This past week, I turned in the edited manuscript of my novel The Astronomer’s Crypt. This first pass edit was a very detailed line edit, in which Joanna D’Angelo looked at my plot, narrative structure, and overall pacing. In some cases she suggested detailed changes. In other places she requested that I look at a section again and revise. One thing that was interesting about the process is that even though several relatively large sections were cut out entirely because they rambled on too long, the novel actually ended up being nearly 5000 words longer after the edit.
The biggest changes in the story happened near the end, but none of those changes really affect the overall narrative. It’s challenging to discuss details without delving into spoiler territory, but I can say that I wasn’t entirely happy with the big climactic scene in which our heroes are fighting for their lives against a Native American spirit from the dawn of time.
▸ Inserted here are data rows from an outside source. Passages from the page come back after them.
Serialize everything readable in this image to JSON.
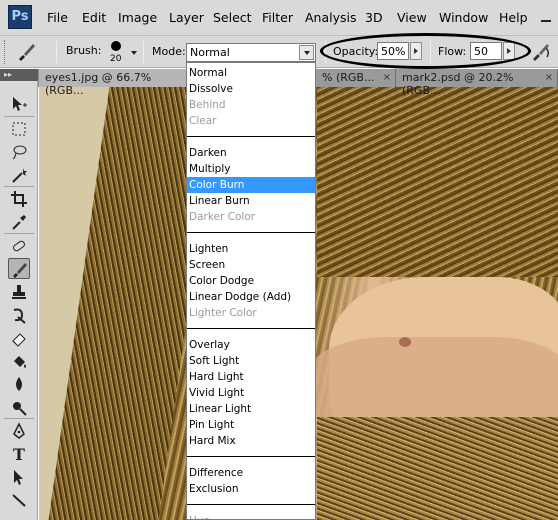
{
  "app": {
    "logo": "Ps"
  },
  "menubar": {
    "items": [
      "File",
      "Edit",
      "Image",
      "Layer",
      "Select",
      "Filter",
      "Analysis",
      "3D",
      "View",
      "Window",
      "Help"
    ]
  },
  "options": {
    "brush_label": "Brush:",
    "brush_size": "20",
    "mode_label": "Mode:",
    "mode_value": "Normal",
    "opacity_label": "Opacity:",
    "opacity_value": "50%",
    "flow_label": "Flow:",
    "flow_value": "50",
    "tool_icon": "brush-icon",
    "airbrush_icon": "airbrush-icon"
  },
  "tabs": [
    {
      "label": "eyes1.jpg @ 66.7% (RGB...",
      "close": "×"
    },
    {
      "label": "% (RGB...",
      "close": "×"
    },
    {
      "label": "mark2.psd @ 20.2% (RGB...",
      "close": "×"
    }
  ],
  "toolbox": {
    "tools": [
      "move-tool-icon",
      "marquee-tool-icon",
      "lasso-tool-icon",
      "magic-wand-icon",
      "crop-tool-icon",
      "eyedropper-icon",
      "healing-brush-icon",
      "brush-tool-icon",
      "clone-stamp-icon",
      "history-brush-icon",
      "eraser-icon",
      "paint-bucket-icon",
      "blur-tool-icon",
      "dodge-tool-icon",
      "pen-tool-icon",
      "type-tool-icon",
      "path-selection-icon",
      "line-tool-icon"
    ],
    "selected": "brush-tool-icon"
  },
  "blend_menu": {
    "items": [
      {
        "label": "Normal",
        "state": "normal"
      },
      {
        "label": "Dissolve",
        "state": "normal"
      },
      {
        "label": "Behind",
        "state": "disabled"
      },
      {
        "label": "Clear",
        "state": "disabled"
      },
      {
        "label": "Darken",
        "state": "normal"
      },
      {
        "label": "Multiply",
        "state": "normal"
      },
      {
        "label": "Color Burn",
        "state": "selected"
      },
      {
        "label": "Linear Burn",
        "state": "normal"
      },
      {
        "label": "Darker Color",
        "state": "disabled"
      },
      {
        "label": "Lighten",
        "state": "normal"
      },
      {
        "label": "Screen",
        "state": "normal"
      },
      {
        "label": "Color Dodge",
        "state": "normal"
      },
      {
        "label": "Linear Dodge (Add)",
        "state": "normal"
      },
      {
        "label": "Lighter Color",
        "state": "disabled"
      },
      {
        "label": "Overlay",
        "state": "normal"
      },
      {
        "label": "Soft Light",
        "state": "normal"
      },
      {
        "label": "Hard Light",
        "state": "normal"
      },
      {
        "label": "Vivid Light",
        "state": "normal"
      },
      {
        "label": "Linear Light",
        "state": "normal"
      },
      {
        "label": "Pin Light",
        "state": "normal"
      },
      {
        "label": "Hard Mix",
        "state": "normal"
      },
      {
        "label": "Difference",
        "state": "normal"
      },
      {
        "label": "Exclusion",
        "state": "normal"
      },
      {
        "label": "Hue",
        "state": "disabled"
      }
    ]
  },
  "colors": {
    "selection": "#3399ff",
    "chrome": "#d9d9d9"
  }
}
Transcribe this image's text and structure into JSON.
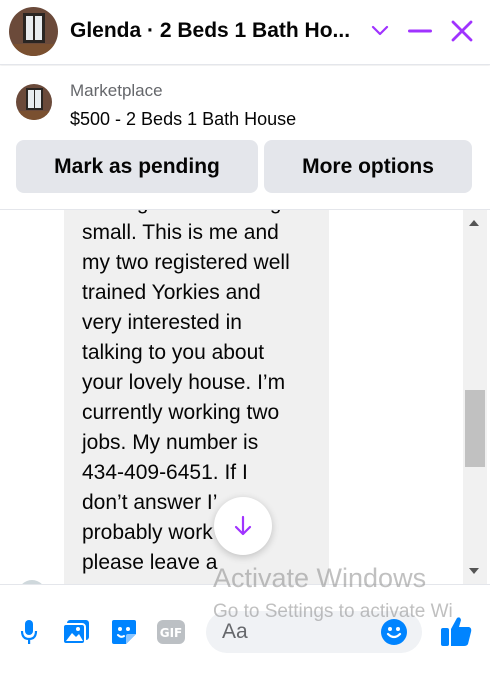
{
  "header": {
    "title": "Glenda · 2 Beds 1 Bath Ho...",
    "icons": [
      "chevron-down-icon",
      "minimize-icon",
      "close-icon"
    ],
    "accent": "#a033ff"
  },
  "listing": {
    "label": "Marketplace",
    "title": "$500 - 2 Beds 1 Bath House",
    "buttons": {
      "pending": "Mark as pending",
      "more": "More options"
    }
  },
  "message": {
    "text": "looking for something\nsmall. This is me and\nmy two registered well\ntrained Yorkies and\nvery interested in\ntalking to you about\nyour lovely house. I’m\ncurrently working two\njobs. My number is\n434-409-6451. If I\ndon’t answer I’\nprobably work\nplease leave a",
    "bubble_color": "#f0f0f0"
  },
  "composer": {
    "placeholder": "Aa",
    "icons": [
      "microphone-icon",
      "photo-icon",
      "sticker-icon",
      "gif-icon",
      "emoji-icon",
      "thumbs-up-icon"
    ],
    "gif_label": "GIF",
    "accent": "#0084ff"
  },
  "watermark": {
    "line1": "Activate Windows",
    "line2": "Go to Settings to activate Wi"
  }
}
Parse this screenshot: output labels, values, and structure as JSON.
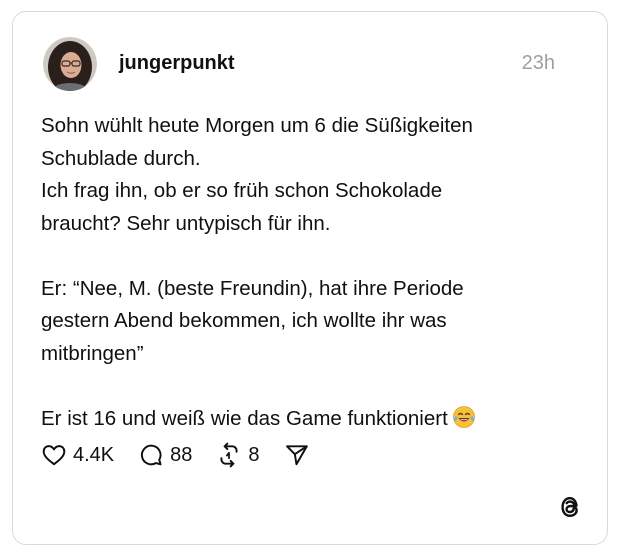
{
  "post": {
    "username": "jungerpunkt",
    "time": "23h",
    "lines": [
      "Sohn wühlt heute Morgen um 6 die Süßigkeiten",
      "Schublade durch.",
      "Ich frag ihn, ob er so früh schon Schokolade",
      "braucht? Sehr untypisch für ihn.",
      "Er: “Nee, M. (beste Freundin), hat ihre Periode",
      "gestern Abend bekommen, ich wollte ihr was",
      "mitbringen”",
      "Er ist 16 und weiß wie das Game funktioniert"
    ],
    "emoji": "face-with-tears-of-joy"
  },
  "actions": {
    "likes": "4.4K",
    "replies": "88",
    "reposts": "8"
  },
  "icons": {
    "like": "heart-icon",
    "reply": "comment-bubble-icon",
    "repost": "repost-icon",
    "share": "send-icon",
    "brand": "threads-logo"
  },
  "colors": {
    "text": "#101010",
    "muted": "#a0a0a0",
    "border": "#d9d9d9"
  }
}
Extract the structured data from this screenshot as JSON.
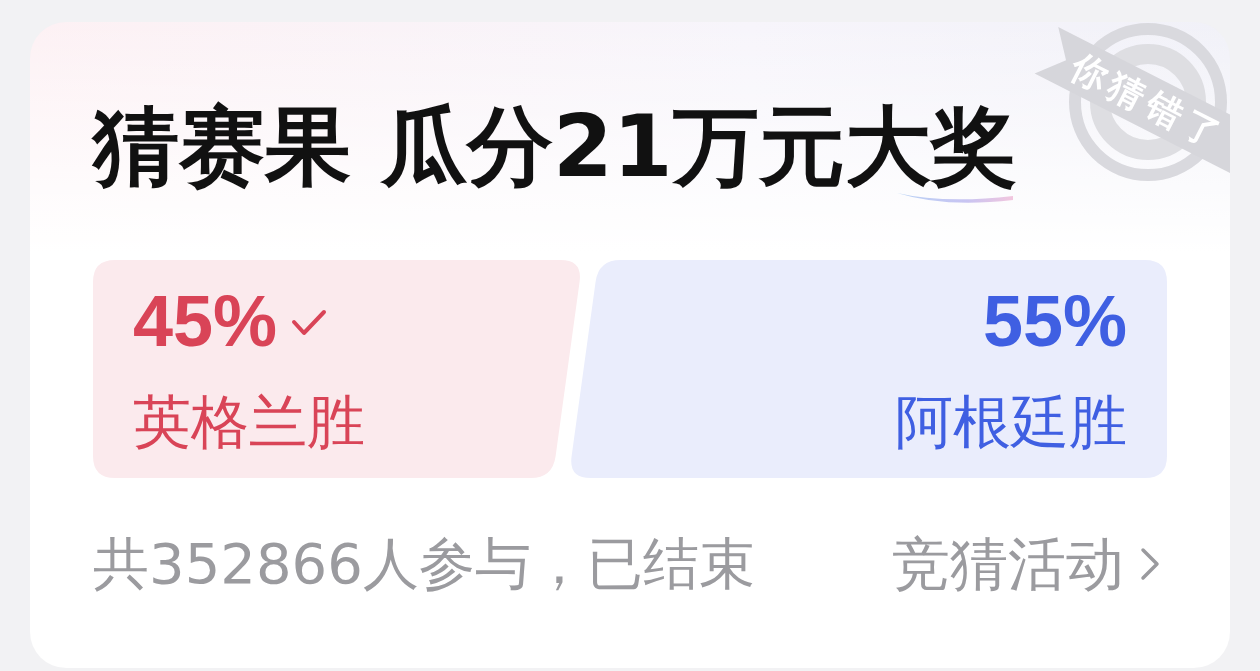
{
  "card": {
    "title": "猜赛果 瓜分21万元大奖",
    "stamp": {
      "text": "你猜错了"
    }
  },
  "options": [
    {
      "percent": "45%",
      "label": "英格兰胜",
      "level": 0.45,
      "selected": true,
      "color": "#d94457"
    },
    {
      "percent": "55%",
      "label": "阿根廷胜",
      "level": 0.55,
      "selected": false,
      "color": "#3f5fe2"
    }
  ],
  "footer": {
    "summary": "共352866人参与，已结束",
    "link": {
      "label": "竞猜活动"
    }
  }
}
One of the characters defends himself using items found around an observatory, but when I wrote it the first time, I struggled with making it sound exciting and I think that struggle showed. My editor asked for that scene to be rewritten. Fortunately, after I turned in the novel, the safety manual at the observatory gave me an idea for how to make that climactic scene much stronger. Basically, it says not to do this:
Another part of the novel I completely rewrote was the epilogue. I intend The Astronomer’s Crypt to be the first novel in a trilogy set around the fictional town of Toledo, New Mexico. My original idea was that the epilogue would be a virtual hand-off from the protagonist of the first novel to the protagonist of the second novel, so the epilogue was told entirely from the viewpoint of that second character. My editor suggested that since the novel opened from the point of view of telescope operator Mike Teter, it should end with his point of view as well. Between her suggestion and my own thoughts, I came up with a better hand-off, that gave the novel an overall more complete feeling than I had before.
At this point, I hope my editor likes the way I approached her requests. I expect to see the manuscript back at least one more time before publication, probably with a more detailed copy edit that will double check all words are spelled correctly and my commas are well placed, etc. Since I’m working with a different editorial team at Lachesis Publishing than I have with my previous novels, I’m not quite sure what the workflow will be like—whether I’ll see the novel formatted for ebook or if it’ll still be more of a manuscript format. Either way, I’m one step closer to publication and expect the novel is still on track for publication in the first half of 2016.